French gas company Air Liquide inaugurated a $250 million liquid hydrogen facility in North Las Vegas, Nevada, which it stated will serve California and neighboring states.
The facility is designed to create around 30 metric tons (mt) per day of liquid hydrogen from landfill methane. It began operations and customer deliveries in April and pilot runs a year prior.
The production of Air Liquide’s largest liquid hydrogen plant is sufficient to maintain more than 40,000 hydrogen fuel cell electric vehicles (FCEVs) on California’s roads.

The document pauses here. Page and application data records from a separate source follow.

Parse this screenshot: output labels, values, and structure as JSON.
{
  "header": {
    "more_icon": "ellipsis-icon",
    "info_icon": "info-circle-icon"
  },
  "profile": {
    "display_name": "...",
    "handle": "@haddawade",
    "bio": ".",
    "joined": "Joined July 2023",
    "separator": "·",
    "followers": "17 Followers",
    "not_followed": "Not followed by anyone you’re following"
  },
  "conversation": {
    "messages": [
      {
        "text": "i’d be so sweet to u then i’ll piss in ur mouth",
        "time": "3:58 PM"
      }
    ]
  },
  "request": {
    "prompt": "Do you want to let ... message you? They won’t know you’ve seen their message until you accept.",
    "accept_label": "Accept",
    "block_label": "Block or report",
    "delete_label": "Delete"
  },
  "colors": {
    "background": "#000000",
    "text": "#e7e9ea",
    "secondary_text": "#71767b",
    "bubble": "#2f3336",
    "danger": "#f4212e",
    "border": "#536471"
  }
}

The launch of the plant occurred one month after California Governor Gavin Newsom proposed increasing the state’s requirement for the sale of zero-emission vehicles (ZEVs), including those fueled by hydrogen fuel cells.

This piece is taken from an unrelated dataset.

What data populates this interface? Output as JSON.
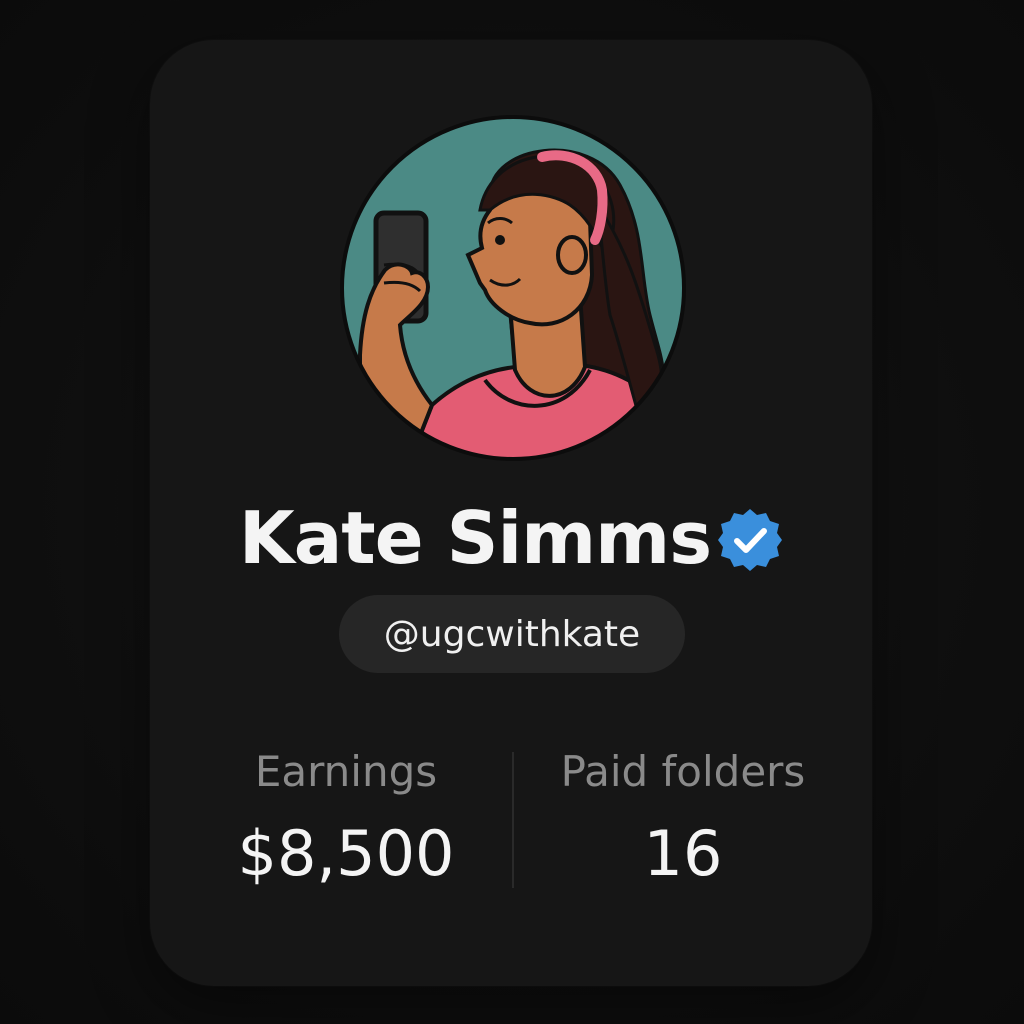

California is the largest market for electric vehicles in the United States, having exceeded the one million sales mark in February. According to the California Fuel Cell Partnership, the state has at least 54 retail hydrogen stations and 121 stations in various phases of development.
“By providing a reliable supply of hydrogen to California’s mobility market and the region’s industrial customers, we are making a significant investment in the transition towards a more sustainable future, one with hydrogen at its core,” Michael Graff, CEO of American Air Liquide Holdings, said in a statement following the launch.

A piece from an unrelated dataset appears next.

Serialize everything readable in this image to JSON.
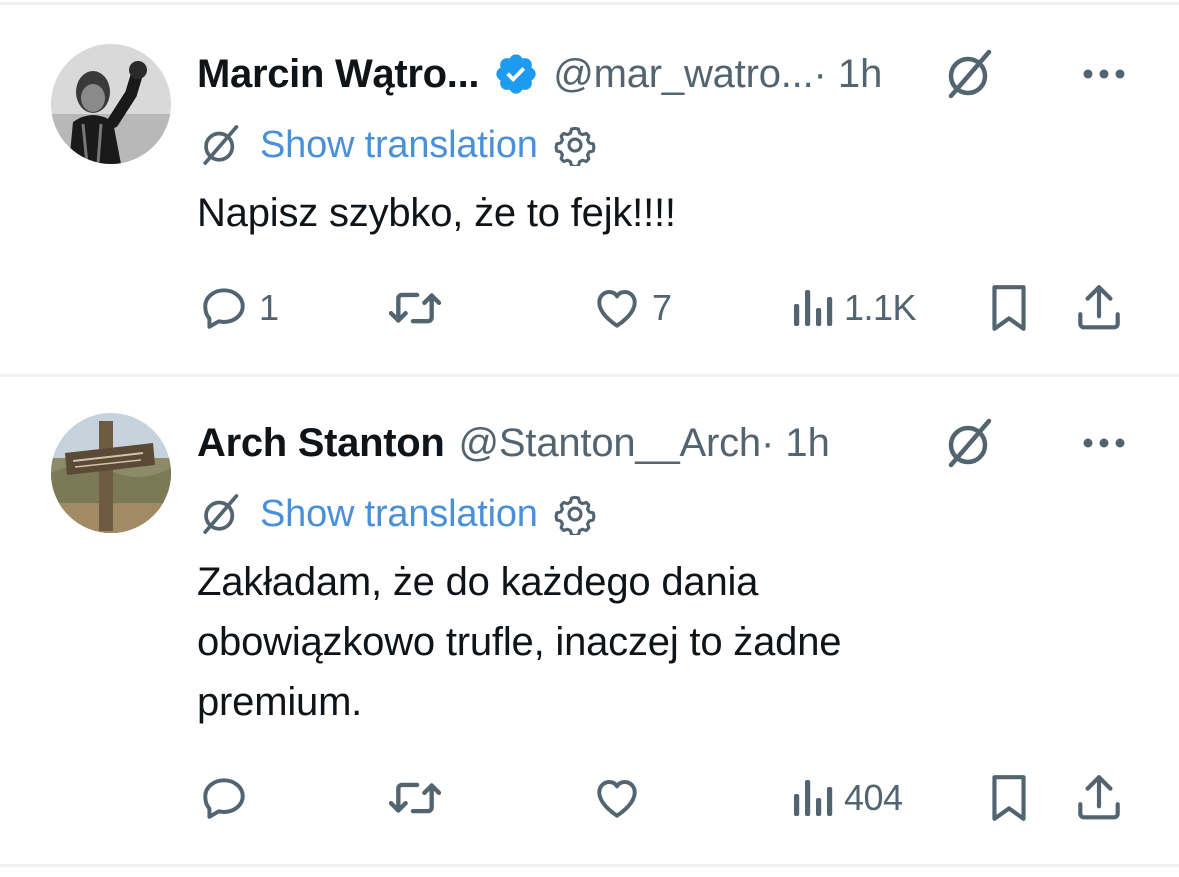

Air Liquide, which has been developing technology throughout the hydrogen supply chain for decades, commenced development on the Las Vegas project in 2020.